The XEGS was Atari’s half-hearted effort to reclaim the gaming market from Nintendo. This rather odd-looking system worked as both a PC and a gaming console, coming equipped with a joystick, keyboard, and an optional light gun. The XEGS was certainly more versatile than its competitors, but experienced an all-too-familiar problem: A lack of unique games. Nintendo had Mario, Zelda, and Metroid, while the XEGS had… well, practically nothing. The 8-bit XEGS hit stores in 1987, whereupon it quickly faded into the background as Nintendo continued to dominate the market as their 8-bit unit debuted in 1983. Surprisingly, Atari manufactured the XEGS for five whole years, ending production of the 8-bit system just as the 32-bit era was underway.
If you grew up in the 1980s, odds are you’re familiar with Commodore computers–and for good reason; Commodore PCs were industry top-sellers, renowned for their combination of quality and affordability. Fast-forward to 1993 and fortunes changed as Microsoft exercised dominance in the PC market and Commodore barely clung to life. In a last-ditch effort to stave off bankruptcy, Commodore released the CD32, one of the first CD-based 32-bit systems to hit store shelves. Despite having better specs than either the Sega Genesis or Super NES, the CD32 floundered in the market due to a lack of exclusive titles. Worse yet, a patent dispute prevented Commodore from selling the CD32 in the crucial US market.

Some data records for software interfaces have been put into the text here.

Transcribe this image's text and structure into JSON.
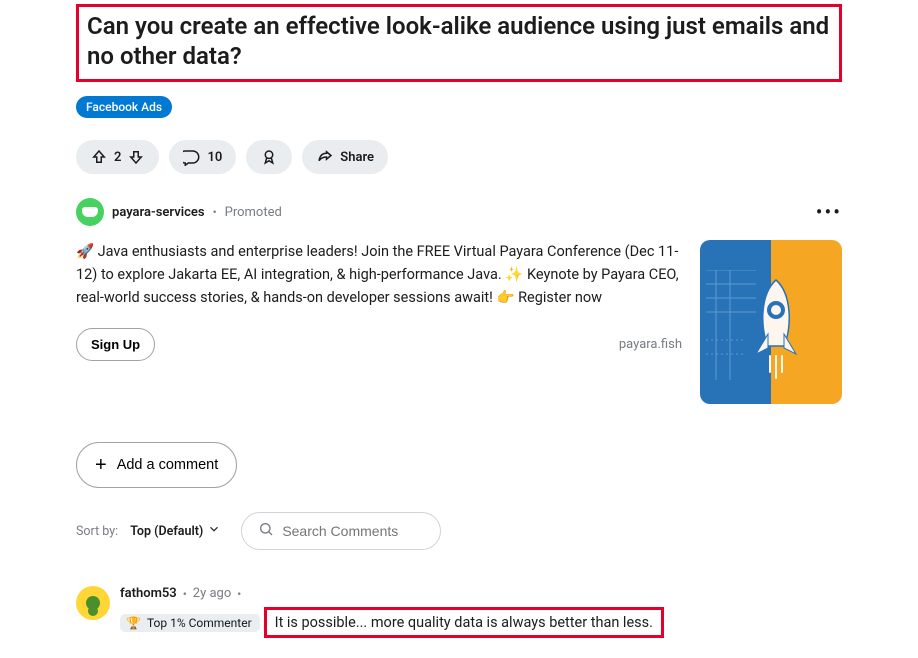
{
  "post": {
    "title": "Can you create an effective look-alike audience using just emails and no other data?",
    "flair": "Facebook Ads"
  },
  "actions": {
    "score": "2",
    "comments": "10",
    "share": "Share"
  },
  "promo": {
    "user": "payara-services",
    "tag": "Promoted",
    "text": "🚀 Java enthusiasts and enterprise leaders! Join the FREE Virtual Payara Conference (Dec 11-12) to explore Jakarta EE, AI integration, & high-performance Java. ✨ Keynote by Payara CEO, real-world success stories, & hands-on developer sessions await! 👉 Register now",
    "cta": "Sign Up",
    "domain": "payara.fish"
  },
  "compose": {
    "add_comment": "Add a comment"
  },
  "sort": {
    "label": "Sort by:",
    "value": "Top (Default)",
    "search_placeholder": "Search Comments"
  },
  "comment": {
    "user": "fathom53",
    "age": "2y ago",
    "badge": "Top 1% Commenter",
    "text": "It is possible... more quality data is always better than less."
  }
}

Within a year of launch, the CD32–and Commodore with it–went into the dustbin of history.